Here 〈γ〉 is the nondimensional integrated wind input and s = ρa/ρw is the ratio of air and seawater densities. For deep water waves, HS08 (their section 2.2) approximate 〈γ〉 as
where ω* is nondimensional frequency. HS08 nondimensionalize ωp and using g and neutral wind speed at 10-m reference height U10 as follows:
Grouping the wave field characteristics into a wave field parameter , we obtain the parametric model for total energy dissipation (7) as .
To find expression (B.3) for 〈γ〉, HS08 define the integrated wind input 〈γ〉 as

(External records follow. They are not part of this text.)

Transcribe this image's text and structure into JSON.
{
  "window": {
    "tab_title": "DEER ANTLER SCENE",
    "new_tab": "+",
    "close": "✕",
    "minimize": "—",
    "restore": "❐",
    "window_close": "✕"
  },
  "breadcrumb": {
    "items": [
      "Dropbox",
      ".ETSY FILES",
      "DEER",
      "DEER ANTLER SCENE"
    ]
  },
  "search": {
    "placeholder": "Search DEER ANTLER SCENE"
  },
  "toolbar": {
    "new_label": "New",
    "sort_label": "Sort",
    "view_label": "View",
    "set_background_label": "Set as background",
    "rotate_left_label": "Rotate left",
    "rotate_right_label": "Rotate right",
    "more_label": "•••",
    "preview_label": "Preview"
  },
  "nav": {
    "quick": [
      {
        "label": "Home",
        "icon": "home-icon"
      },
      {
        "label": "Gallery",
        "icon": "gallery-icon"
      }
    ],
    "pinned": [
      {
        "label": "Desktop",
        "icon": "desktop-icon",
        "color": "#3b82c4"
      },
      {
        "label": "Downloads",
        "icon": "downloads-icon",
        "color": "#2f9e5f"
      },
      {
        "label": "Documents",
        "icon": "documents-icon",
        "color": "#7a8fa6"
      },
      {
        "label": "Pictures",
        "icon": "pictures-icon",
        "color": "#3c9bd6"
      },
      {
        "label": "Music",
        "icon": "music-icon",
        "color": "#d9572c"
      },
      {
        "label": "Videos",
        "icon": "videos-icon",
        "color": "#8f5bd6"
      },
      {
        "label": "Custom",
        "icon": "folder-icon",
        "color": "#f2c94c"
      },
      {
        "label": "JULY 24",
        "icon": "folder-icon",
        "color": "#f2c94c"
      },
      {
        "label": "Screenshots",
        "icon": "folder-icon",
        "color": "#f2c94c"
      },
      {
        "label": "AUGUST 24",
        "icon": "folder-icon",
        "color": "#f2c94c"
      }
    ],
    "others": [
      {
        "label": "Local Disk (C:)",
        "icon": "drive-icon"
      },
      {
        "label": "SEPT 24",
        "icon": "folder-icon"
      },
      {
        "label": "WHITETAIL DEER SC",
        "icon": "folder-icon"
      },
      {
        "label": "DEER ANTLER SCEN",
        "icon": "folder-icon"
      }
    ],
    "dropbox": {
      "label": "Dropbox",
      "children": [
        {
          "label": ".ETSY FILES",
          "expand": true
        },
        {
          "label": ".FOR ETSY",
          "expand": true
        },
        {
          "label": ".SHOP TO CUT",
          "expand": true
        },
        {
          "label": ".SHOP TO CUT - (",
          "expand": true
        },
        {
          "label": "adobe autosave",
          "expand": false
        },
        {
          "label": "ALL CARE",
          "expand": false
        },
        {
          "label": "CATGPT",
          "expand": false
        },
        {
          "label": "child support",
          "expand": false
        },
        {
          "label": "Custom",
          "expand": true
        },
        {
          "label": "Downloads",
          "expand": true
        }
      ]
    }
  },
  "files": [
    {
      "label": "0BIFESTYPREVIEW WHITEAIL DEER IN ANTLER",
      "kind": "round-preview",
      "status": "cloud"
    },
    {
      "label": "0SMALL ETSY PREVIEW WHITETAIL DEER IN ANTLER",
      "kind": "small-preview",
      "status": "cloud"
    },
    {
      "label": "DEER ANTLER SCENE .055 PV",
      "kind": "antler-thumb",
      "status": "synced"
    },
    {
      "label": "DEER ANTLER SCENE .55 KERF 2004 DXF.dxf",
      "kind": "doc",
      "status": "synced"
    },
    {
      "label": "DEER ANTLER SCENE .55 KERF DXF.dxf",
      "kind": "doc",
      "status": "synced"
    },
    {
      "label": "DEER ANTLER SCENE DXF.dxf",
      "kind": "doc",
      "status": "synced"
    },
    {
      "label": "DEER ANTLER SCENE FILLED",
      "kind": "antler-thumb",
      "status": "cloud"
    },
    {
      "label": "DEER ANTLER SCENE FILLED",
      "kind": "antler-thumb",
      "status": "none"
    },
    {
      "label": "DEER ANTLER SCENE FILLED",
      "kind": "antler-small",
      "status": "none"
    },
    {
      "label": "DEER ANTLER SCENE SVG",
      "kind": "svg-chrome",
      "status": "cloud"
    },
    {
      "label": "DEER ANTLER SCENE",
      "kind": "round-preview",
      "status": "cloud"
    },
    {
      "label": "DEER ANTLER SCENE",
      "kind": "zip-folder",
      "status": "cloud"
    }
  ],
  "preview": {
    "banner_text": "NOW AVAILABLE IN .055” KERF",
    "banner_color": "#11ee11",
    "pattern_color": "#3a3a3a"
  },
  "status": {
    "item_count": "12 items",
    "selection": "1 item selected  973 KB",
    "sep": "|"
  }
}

where γ is the growth rate for individual wave components and χ(ω) is the wave frequency spectral density. Because the wind input is dominated in the short wave section of the wave spectrum, the integration is carried out from the peak frequency ωp to Nωp, where N is a positive number. HS08 conducted sensitivity tests to determine N and the number 10 is recommended as the best match to the growth rate measurements (see their appendix A and the corrigendum). In practice, it is difficult to measure the intrinsic frequency spectrum beyond a couple of ωp because of the Doppler frequency shift problem.
For the range of integration in (B6), the spectral function is assumed to be a power-law function χ(ω) = Aω−a. HS08 use the Joint North Sea Wave Project (JONSWAP) and Donelan spectra (Hasselmann et al. 1973; Donelan et al. 1985) to determine coefficients A and a for χ(ω).
The growth rate γ is parameterized in terms of the ratio of wind speed U10 and wave phase speed cp, U10/cp or (U10/cp − 1). The parameterizations are in power-law form [Eqs. (8) and (9) in HS08] and were obtained with least squares fitting to field data. The field data used are those of Snyder et al. (1981), Hsiao and Shemdin (1983), and Donelan et al. (2006), who obtained γ from direct, independent, and simultaneous measurements of surface elevation, air pressure, and wind flow profile.
Because ε represents dissipation of turbulent kinetic energy (e.g., Gemmrich and Farmer 2004), the units of ε are determined by expressing the change of the kinetic energy Ek in time t per unit mass m in a flow with velocity V, as
The equivalency between the three unit expressions is obtained using the SI units N = kg m s−2, J = N m, and W = J s−1. Expression εd = ρε gives dissipation density (i.e., energy dissipation per unit volume) in units of watts per cubic meter. Most often energy dissipation per unit area A is used, as εt in the main text of this paper, so
where the unit equivalency is obtained with the same SI units listed above.